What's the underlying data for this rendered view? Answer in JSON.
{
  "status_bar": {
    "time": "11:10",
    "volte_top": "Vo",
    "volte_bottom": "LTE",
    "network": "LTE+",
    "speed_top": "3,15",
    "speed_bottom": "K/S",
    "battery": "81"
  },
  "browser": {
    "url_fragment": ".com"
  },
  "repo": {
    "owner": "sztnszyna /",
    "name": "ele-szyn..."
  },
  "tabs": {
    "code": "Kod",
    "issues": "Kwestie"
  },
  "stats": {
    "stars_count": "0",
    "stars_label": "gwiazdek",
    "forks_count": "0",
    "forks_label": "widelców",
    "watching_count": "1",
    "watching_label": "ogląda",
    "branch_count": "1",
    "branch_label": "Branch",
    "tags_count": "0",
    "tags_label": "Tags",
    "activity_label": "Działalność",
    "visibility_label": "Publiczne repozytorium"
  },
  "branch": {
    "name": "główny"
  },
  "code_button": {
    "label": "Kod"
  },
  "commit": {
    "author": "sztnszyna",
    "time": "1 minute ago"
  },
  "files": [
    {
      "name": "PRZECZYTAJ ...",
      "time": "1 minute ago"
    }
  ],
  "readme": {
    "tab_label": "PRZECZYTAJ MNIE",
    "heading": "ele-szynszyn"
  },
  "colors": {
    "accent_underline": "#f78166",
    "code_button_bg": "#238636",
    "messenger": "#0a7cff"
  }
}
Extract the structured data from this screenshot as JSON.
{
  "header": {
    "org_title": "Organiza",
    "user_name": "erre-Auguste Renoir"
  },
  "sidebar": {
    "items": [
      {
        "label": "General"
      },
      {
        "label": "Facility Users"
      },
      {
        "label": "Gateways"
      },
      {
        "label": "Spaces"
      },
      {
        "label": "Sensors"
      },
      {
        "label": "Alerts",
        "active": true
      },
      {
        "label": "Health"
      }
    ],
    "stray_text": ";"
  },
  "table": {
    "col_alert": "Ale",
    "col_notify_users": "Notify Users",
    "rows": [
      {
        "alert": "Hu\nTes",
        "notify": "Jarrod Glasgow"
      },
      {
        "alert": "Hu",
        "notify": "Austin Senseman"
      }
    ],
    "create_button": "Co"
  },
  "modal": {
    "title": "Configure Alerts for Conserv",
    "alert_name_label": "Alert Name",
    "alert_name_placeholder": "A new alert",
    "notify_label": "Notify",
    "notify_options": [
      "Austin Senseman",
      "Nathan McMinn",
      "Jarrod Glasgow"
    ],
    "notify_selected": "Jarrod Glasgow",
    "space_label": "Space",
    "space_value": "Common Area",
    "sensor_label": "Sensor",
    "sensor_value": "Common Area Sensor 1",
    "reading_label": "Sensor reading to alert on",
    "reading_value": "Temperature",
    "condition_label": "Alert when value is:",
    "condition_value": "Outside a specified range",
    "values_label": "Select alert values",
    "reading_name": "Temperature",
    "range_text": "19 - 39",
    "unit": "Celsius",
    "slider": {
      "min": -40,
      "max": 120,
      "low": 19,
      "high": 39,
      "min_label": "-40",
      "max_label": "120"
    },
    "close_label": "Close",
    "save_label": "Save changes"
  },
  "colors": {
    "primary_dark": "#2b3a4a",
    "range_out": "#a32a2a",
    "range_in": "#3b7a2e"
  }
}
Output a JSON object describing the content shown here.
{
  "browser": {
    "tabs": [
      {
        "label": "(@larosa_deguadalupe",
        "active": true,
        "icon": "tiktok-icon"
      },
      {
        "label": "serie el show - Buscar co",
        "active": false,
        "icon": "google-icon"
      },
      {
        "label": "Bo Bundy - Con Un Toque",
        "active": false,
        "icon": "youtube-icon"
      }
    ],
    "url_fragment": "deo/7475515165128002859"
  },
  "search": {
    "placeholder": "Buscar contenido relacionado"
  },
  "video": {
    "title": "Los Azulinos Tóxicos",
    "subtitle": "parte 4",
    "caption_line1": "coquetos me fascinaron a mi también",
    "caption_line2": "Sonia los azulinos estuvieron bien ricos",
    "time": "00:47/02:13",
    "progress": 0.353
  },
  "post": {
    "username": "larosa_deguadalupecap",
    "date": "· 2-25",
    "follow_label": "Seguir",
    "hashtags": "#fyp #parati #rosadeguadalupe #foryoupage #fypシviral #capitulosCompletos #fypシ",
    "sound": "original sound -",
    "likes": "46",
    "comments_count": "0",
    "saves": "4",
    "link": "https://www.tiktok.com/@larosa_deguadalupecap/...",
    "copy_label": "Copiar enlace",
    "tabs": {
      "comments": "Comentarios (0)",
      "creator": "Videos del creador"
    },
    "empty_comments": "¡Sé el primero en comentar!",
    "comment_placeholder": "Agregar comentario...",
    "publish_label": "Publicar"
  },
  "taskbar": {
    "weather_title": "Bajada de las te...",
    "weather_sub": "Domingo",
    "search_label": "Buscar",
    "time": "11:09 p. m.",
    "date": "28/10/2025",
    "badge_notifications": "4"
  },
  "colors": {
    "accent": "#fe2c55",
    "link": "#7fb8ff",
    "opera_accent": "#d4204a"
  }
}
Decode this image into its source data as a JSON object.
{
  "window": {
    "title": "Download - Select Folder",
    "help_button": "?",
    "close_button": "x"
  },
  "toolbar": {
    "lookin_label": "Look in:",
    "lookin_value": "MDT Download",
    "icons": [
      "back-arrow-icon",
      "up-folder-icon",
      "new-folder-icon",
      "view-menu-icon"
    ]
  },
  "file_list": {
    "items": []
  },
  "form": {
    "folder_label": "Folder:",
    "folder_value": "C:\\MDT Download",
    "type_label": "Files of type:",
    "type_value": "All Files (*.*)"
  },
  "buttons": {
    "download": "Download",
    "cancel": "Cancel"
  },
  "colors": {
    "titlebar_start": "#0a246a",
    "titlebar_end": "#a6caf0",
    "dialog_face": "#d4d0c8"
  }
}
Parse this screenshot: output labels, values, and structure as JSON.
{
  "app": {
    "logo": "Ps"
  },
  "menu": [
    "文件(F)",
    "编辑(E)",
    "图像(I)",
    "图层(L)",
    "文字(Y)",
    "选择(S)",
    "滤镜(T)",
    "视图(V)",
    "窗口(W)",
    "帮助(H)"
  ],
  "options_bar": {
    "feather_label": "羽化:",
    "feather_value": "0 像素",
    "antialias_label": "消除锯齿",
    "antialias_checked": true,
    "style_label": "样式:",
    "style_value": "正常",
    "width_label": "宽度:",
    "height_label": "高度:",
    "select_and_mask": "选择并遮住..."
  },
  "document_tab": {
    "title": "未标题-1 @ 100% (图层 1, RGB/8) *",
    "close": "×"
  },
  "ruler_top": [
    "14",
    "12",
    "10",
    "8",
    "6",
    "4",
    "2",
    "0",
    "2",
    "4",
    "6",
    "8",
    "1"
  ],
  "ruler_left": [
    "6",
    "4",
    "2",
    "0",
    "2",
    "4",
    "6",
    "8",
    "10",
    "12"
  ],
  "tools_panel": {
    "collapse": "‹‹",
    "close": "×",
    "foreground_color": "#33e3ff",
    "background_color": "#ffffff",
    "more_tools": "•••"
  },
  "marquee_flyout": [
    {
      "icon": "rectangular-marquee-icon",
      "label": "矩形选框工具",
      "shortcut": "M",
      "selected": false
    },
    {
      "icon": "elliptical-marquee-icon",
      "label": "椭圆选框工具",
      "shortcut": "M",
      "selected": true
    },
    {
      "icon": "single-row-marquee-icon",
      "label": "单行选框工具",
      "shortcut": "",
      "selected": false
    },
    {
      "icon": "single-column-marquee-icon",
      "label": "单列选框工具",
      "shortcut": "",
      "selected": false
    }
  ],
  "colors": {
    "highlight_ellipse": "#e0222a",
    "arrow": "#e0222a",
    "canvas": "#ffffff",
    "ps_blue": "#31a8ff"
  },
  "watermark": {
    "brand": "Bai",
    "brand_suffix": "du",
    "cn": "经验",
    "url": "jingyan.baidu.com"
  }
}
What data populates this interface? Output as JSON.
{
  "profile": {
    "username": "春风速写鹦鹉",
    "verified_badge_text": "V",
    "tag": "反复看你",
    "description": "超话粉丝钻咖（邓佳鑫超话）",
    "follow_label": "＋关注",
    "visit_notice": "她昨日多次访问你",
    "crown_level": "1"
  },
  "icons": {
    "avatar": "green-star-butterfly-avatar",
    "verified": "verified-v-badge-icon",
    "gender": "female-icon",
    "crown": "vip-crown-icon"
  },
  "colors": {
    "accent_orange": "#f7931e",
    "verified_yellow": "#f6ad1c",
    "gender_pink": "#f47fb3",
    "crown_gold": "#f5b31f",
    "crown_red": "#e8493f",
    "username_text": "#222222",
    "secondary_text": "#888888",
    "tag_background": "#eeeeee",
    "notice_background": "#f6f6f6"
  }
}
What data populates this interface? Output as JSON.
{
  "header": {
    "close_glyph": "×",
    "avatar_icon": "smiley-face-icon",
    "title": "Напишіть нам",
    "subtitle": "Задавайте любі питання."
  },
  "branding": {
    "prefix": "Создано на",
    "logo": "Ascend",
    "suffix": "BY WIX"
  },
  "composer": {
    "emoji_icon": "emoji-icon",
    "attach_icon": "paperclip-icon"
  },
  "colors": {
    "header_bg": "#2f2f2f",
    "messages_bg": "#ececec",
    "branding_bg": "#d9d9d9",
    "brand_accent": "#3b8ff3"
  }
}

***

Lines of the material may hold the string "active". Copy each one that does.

RESPONSE AREA
        "active": true
        "active": true,
        "active": false,
        "active": false,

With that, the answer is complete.